Stuartholme News

Upcoming Events

Cybersafety and Student Wellbeing

Cybersafety and Student Wellbeing

Tue , 27/02/18 Posted by: Kate Gilmore
Much has been written in the media lately about supporting young people to manage the risks associated with the online world. I was fortunate enough to attend a …

Teaching your child psychological flexibility

Wed , 12/07/17 Posted by: Kate Gilmore

600_4741.jpgIt is a well-documented feature of life in the 21st century that society, particularly Western society, is fast paced, technology driven, competitive, ever-changing and global. The knowledge and skills our young people need to manage their lives effectively and meaningfully in employment, relationships and health and finance are so numerous and diverse it can often be overwhelming as educators and parents to lay the foundations for all that they need. Add to this the intense physical, neurological and hormonal changes which are central to adolescent development, and it is easy to see that young people need to be supported in a compassionate way to develop useful skills to navigate this time in their lives and beyond.

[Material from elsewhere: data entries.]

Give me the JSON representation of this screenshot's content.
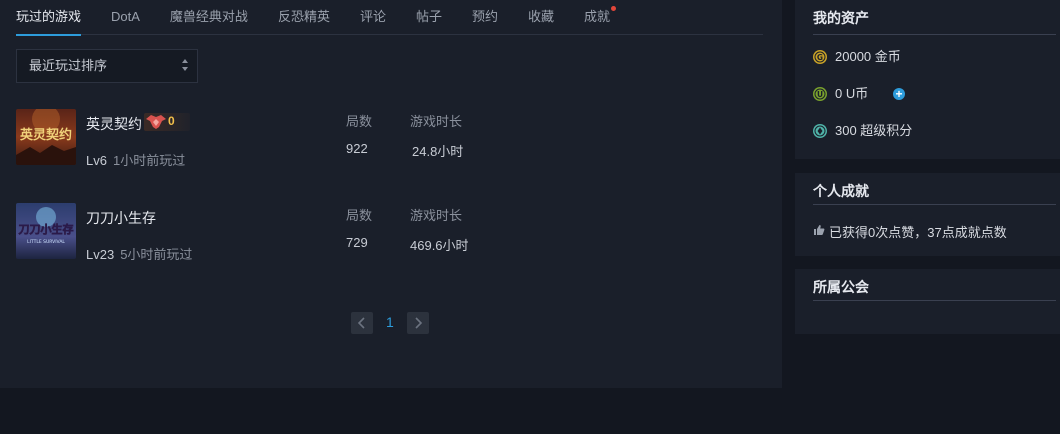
{
  "tabs": [
    {
      "label": "玩过的游戏",
      "active": true
    },
    {
      "label": "DotA"
    },
    {
      "label": "魔兽经典对战"
    },
    {
      "label": "反恐精英"
    },
    {
      "label": "评论"
    },
    {
      "label": "帖子"
    },
    {
      "label": "预约"
    },
    {
      "label": "收藏"
    },
    {
      "label": "成就",
      "has_notification_dot": true
    }
  ],
  "sort": {
    "selected": "最近玩过排序"
  },
  "games": [
    {
      "name": "英灵契约",
      "cover_text": "英灵契约",
      "badge_count": "0",
      "level": "Lv6",
      "last_played": "1小时前玩过",
      "rounds_label": "局数",
      "rounds": "922",
      "time_label": "游戏时长",
      "time": "24.8小时"
    },
    {
      "name": "刀刀小生存",
      "cover_text": "刀刀小生存",
      "cover_subtext": "LITTLE SURVIVAL",
      "level": "Lv23",
      "last_played": "5小时前玩过",
      "rounds_label": "局数",
      "rounds": "729",
      "time_label": "游戏时长",
      "time": "469.6小时"
    }
  ],
  "pagination": {
    "current": "1"
  },
  "assets": {
    "title": "我的资产",
    "gold": {
      "icon": "gold-coin-icon",
      "icon_letter": "G",
      "text": "20000 金币",
      "color": "#c9a227"
    },
    "ucoin": {
      "icon": "u-coin-icon",
      "icon_letter": "U",
      "text": "0 U币",
      "color": "#7aa22d"
    },
    "points": {
      "icon": "super-points-icon",
      "text": "300 超级积分",
      "color": "#4fb3a8"
    }
  },
  "achievements": {
    "title": "个人成就",
    "text": "已获得0次点赞，37点成就点数"
  },
  "guild": {
    "title": "所属公会"
  },
  "colors": {
    "accent": "#2d9cdb",
    "notification": "#e2463a",
    "badge_text": "#f4c14a"
  }
}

What is psychological flexibility?

The most crucial self-management skill we can empower our students with is the ability to have psychological flexibility. Sometimes referred to as the ‘ultimate super-skill’, psychological flexibility can be defined as “the ability to be in the present moment with full awareness and openness to our experience, and to take action guided by our values” (Harris, 2009, pp.12). In other words, being psychologically flexible means being more open and accepting of emotional experiences, being willing to engage in difficult activities and to persist in making choices and taking action according to the values which give that person meaning. Dealing with difficult emotions and constant challenges is an inevitable part of being an adolescent who is constantly learning and growing. Being psychologically more flexible doesn’t make life easy – but it allows us to cope with life more effectively and to experience wellbeing as a consequence of being tuned into our values.

What does psychological flexibility look like in action?

It is the ability to concentrate on what is being taught in each lesson, to connect with peers and enjoy break times and to approach educational and psychological challenges with openness. Psychologically flexible students still feel stress at peak times of assessment but are able to place it within the overall perspective of what she is working for in the first place. Here at Stuartholme we aim to promote these behaviours both inside and outside of the classroom by providing innovative and collaborative learning experiences, challenging students to take risks and problem solve in supported environments and by creating authentic relationships with students where wellbeing is at the heart of good teaching and learning.

Psychological flexibility is a life-long skill to master. Here are some ideas for how you could encourage this in your daughter:

• As early as possible in the academic year, have an open and non-judgemental conversation with your daughter about what her definition of success is. Be sure to listen to what she sees as important for herself, as knowing and understanding what she values will be incredibly important in understanding her academic and social behaviour throughout the year. Also be clear about the values that underpin your definition of success and if you see a glaring disparity between the two, now is the time to have that conversation and to try and work through it.

• Model effective stress management by trying to be in the present moment as much as possible. Having a daily conversation with your daughter whilst neither of you are multi-tasking is a powerful way of saying “I am paying attention to what is in front of me right here and now and it is important”.

• Painful emotions and experiences are an inevitable part of being human, and so too is our instinct to avoid them. However, it is important to ensure that your daughter has ‘lighthouses’ in her life - agents of lightness, hope and enthusiasm to provide messages of encouragement during tough times (Dent, 2017). Problems can be sorted out and worked through, however, particularly in moments of distress and desperation, adolescents do not have the cognitive skills to see this. Sometimes as much meaning can be gleaned from negative, painful experiences as joyful and happy ones.

• Take some time to reflect on your thoughts, feelings and behaviours to see whether they are adequately representing what really matters to you. If our daughters can see us taking values-driven action, they are more likely to trust us when we ask them to do the same.

Danielle Baker and Jodie Johnstone


View Prospectus